▶ _ABOUT THIS TASK_: All lines in the data bearing the string "placeholder" should be identified and copied.

-------- MATERIALS PROVIDED

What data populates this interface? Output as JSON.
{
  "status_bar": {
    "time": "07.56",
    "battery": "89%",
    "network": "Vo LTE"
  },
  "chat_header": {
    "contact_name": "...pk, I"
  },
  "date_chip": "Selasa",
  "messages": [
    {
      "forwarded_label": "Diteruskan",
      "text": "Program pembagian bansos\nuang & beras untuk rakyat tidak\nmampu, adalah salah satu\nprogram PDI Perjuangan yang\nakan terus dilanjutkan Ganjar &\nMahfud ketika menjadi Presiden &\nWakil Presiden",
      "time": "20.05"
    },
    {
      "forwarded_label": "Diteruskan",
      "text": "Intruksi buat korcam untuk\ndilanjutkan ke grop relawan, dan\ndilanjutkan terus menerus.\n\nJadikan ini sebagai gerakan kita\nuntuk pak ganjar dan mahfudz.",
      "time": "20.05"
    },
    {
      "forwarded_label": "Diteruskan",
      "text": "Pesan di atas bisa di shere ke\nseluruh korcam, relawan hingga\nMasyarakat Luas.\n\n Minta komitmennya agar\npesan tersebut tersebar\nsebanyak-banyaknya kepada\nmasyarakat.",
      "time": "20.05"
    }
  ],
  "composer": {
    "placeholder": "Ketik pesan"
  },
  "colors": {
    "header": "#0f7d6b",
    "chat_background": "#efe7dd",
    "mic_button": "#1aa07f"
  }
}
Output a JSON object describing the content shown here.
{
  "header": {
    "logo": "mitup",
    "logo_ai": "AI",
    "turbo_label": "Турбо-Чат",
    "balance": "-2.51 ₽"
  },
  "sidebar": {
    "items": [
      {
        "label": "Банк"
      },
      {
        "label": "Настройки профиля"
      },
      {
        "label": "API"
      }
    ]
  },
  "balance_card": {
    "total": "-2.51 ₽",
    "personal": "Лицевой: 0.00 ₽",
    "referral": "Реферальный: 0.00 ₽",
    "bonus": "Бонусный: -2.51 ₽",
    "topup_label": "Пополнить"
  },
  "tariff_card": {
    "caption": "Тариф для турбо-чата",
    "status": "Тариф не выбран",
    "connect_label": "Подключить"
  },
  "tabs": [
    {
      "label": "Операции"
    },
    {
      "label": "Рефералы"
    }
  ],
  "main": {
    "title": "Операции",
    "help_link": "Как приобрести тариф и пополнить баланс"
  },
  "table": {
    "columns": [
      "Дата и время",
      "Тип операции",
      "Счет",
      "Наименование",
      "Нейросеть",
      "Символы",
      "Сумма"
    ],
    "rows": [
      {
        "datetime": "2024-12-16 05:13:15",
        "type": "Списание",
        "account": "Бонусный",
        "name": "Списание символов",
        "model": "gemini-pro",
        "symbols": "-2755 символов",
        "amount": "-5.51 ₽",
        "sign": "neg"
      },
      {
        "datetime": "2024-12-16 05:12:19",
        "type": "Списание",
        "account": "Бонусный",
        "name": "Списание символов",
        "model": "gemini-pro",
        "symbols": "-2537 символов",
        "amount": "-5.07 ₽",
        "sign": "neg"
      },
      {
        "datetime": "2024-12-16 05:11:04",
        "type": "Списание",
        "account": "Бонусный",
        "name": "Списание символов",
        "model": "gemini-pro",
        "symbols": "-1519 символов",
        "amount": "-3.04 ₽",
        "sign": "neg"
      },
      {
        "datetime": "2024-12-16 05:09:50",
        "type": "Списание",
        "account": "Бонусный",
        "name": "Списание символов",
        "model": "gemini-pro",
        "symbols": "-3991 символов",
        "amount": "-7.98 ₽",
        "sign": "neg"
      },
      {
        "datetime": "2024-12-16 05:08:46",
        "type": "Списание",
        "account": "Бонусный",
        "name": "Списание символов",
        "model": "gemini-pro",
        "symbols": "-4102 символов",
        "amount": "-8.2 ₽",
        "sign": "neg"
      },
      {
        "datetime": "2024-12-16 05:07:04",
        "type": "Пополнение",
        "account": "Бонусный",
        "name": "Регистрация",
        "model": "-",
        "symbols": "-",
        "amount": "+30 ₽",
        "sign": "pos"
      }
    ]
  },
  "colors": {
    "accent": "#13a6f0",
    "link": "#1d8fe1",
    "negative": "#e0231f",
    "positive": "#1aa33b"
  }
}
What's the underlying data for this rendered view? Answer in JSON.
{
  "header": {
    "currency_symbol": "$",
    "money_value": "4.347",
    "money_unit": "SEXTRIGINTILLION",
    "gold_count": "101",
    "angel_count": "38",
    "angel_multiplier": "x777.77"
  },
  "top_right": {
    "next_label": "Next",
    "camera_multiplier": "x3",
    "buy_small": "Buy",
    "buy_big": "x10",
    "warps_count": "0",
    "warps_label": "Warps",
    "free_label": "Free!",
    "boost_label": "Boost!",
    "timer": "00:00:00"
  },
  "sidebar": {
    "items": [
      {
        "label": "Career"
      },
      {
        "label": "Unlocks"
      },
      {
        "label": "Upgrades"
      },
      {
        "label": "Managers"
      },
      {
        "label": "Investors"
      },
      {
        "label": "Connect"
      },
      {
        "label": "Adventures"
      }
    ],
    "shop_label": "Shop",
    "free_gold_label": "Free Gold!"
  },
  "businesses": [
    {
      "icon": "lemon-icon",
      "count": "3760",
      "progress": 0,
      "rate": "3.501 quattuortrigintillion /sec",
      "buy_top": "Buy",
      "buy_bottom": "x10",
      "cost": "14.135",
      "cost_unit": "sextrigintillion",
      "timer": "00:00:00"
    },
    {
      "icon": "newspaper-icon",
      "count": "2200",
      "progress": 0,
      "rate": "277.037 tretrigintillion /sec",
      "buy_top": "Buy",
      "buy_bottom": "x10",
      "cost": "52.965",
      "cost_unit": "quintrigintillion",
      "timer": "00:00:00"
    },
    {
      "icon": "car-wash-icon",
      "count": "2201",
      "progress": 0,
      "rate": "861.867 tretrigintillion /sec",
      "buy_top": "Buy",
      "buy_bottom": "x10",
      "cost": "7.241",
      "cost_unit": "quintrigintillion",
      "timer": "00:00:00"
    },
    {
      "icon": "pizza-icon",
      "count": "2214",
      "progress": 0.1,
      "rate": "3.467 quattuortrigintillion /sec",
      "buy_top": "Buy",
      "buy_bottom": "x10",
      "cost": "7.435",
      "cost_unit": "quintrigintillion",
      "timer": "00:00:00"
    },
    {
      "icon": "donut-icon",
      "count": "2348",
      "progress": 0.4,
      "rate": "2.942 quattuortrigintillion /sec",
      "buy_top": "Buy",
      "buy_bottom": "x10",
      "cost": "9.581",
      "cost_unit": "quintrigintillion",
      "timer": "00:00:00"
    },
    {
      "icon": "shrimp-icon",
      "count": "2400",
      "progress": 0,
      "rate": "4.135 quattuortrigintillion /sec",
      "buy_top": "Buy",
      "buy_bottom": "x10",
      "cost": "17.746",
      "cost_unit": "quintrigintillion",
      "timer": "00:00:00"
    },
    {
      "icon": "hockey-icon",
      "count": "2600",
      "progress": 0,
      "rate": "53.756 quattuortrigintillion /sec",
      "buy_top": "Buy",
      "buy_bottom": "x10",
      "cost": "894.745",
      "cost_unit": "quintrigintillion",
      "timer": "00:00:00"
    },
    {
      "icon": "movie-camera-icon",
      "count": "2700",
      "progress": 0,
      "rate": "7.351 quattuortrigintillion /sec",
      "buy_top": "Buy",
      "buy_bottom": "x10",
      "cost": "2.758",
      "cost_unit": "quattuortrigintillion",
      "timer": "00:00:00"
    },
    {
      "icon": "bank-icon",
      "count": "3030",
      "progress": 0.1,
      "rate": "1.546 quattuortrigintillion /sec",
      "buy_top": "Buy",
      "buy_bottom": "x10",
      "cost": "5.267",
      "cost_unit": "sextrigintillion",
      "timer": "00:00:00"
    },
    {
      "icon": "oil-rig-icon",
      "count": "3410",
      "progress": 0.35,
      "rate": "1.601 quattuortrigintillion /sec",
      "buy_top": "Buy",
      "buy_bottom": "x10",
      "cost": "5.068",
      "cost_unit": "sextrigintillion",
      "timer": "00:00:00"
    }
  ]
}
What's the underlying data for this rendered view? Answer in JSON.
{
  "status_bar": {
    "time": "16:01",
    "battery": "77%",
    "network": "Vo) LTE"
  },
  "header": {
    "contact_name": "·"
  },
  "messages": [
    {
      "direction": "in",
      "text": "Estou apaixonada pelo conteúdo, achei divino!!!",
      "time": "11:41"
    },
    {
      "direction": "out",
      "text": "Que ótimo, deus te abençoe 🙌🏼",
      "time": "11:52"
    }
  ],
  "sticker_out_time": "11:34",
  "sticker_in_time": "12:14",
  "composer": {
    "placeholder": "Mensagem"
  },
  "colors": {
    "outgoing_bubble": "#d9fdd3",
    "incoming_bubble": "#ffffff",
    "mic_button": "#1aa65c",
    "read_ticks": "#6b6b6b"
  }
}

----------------

▶ _EXERCISE ANSWER_:
    "placeholder": "Ketik pesan"
    "placeholder": "Mensagem"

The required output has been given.